# MATERIAL SUPPLIED

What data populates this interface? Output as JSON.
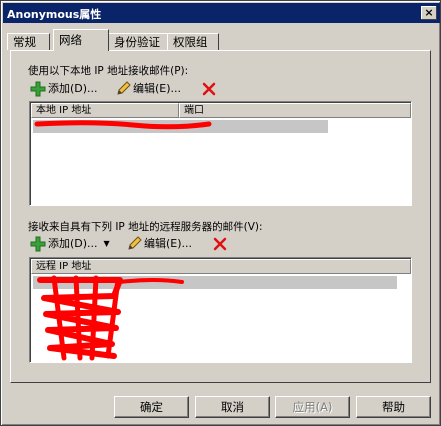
{
  "window": {
    "title": "Anonymous属性",
    "close_label": "×"
  },
  "tabs": [
    {
      "label": "常规",
      "active": false
    },
    {
      "label": "网络",
      "active": true
    },
    {
      "label": "身份验证",
      "active": false
    },
    {
      "label": "权限组",
      "active": false
    }
  ],
  "local_section": {
    "label": "使用以下本地 IP 地址接收邮件(P):",
    "add_label": "添加(D)...",
    "edit_label": "编辑(E)...",
    "columns": [
      "本地 IP 地址",
      "端口"
    ]
  },
  "remote_section": {
    "label": "接收来自具有下列 IP 地址的远程服务器的邮件(V):",
    "add_label": "添加(D)...",
    "edit_label": "编辑(E)...",
    "columns": [
      "远程 IP 地址"
    ]
  },
  "buttons": {
    "ok": "确定",
    "cancel": "取消",
    "apply": "应用(A)",
    "help": "帮助"
  },
  "colors": {
    "redaction": "#ff0000",
    "title_bar": "#0a246a",
    "face": "#d4d0c8"
  }
}
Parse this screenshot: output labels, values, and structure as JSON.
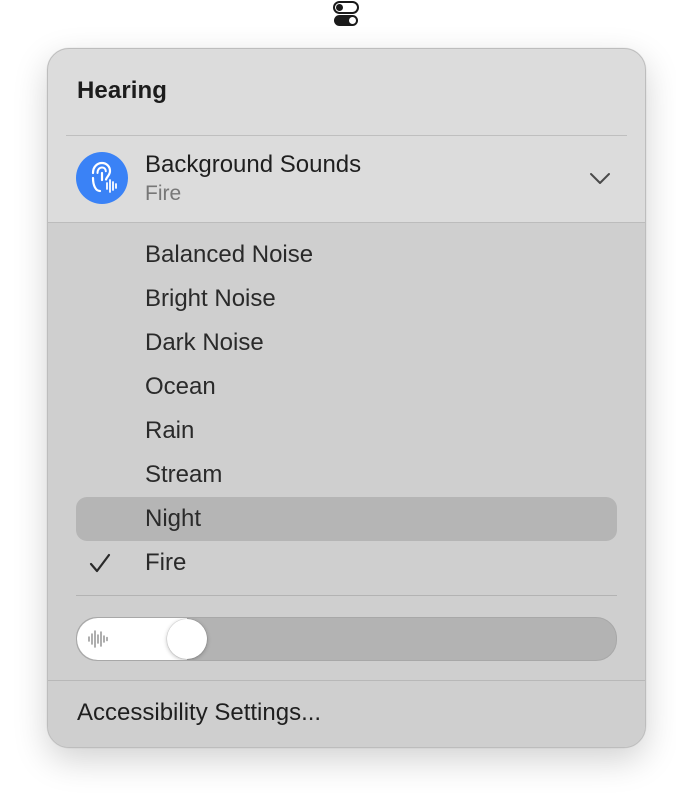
{
  "menubar": {
    "icon": "control-center-toggles-icon"
  },
  "panel": {
    "title": "Hearing",
    "background_sounds": {
      "icon": "ear-soundwave-icon",
      "title": "Background Sounds",
      "current": "Fire",
      "expanded_icon": "chevron-down-icon"
    },
    "options": [
      {
        "label": "Balanced Noise",
        "checked": false,
        "highlighted": false
      },
      {
        "label": "Bright Noise",
        "checked": false,
        "highlighted": false
      },
      {
        "label": "Dark Noise",
        "checked": false,
        "highlighted": false
      },
      {
        "label": "Ocean",
        "checked": false,
        "highlighted": false
      },
      {
        "label": "Rain",
        "checked": false,
        "highlighted": false
      },
      {
        "label": "Stream",
        "checked": false,
        "highlighted": false
      },
      {
        "label": "Night",
        "checked": false,
        "highlighted": true
      },
      {
        "label": "Fire",
        "checked": true,
        "highlighted": false
      }
    ],
    "volume": {
      "icon": "soundwave-icon",
      "level": 0.18
    },
    "footer_link": "Accessibility Settings..."
  },
  "colors": {
    "accent": "#3a82f6",
    "panel_bg": "#dcdcdc",
    "submenu_bg": "#cfcfcf",
    "highlight": "#b5b5b5"
  }
}
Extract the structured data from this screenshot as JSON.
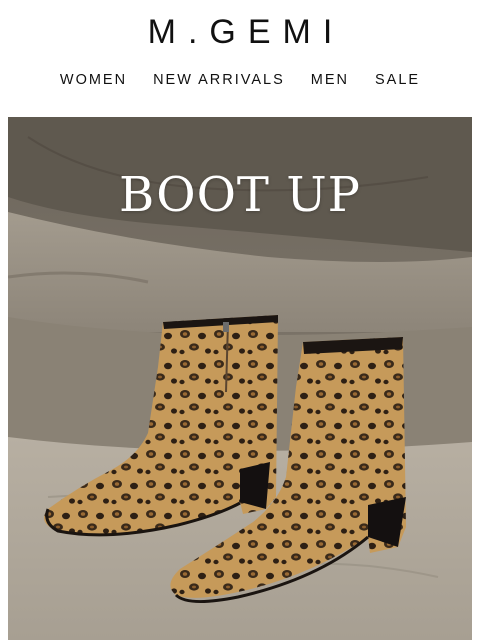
{
  "brand": {
    "logo_text": "M.GEMI"
  },
  "nav": {
    "items": [
      {
        "label": "WOMEN"
      },
      {
        "label": "NEW ARRIVALS"
      },
      {
        "label": "MEN"
      },
      {
        "label": "SALE"
      }
    ]
  },
  "hero": {
    "title": "BOOT UP",
    "image_subject": "leopard-print ankle boots on stone steps"
  },
  "colors": {
    "text": "#111111",
    "background": "#ffffff",
    "hero_title": "#ffffff"
  }
}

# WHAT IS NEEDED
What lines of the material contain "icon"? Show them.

# ANSWER SPACE
    "icon": "control-center-toggles-icon"
      "icon": "ear-soundwave-icon",
      "expanded_icon": "chevron-down-icon"
      "icon": "soundwave-icon",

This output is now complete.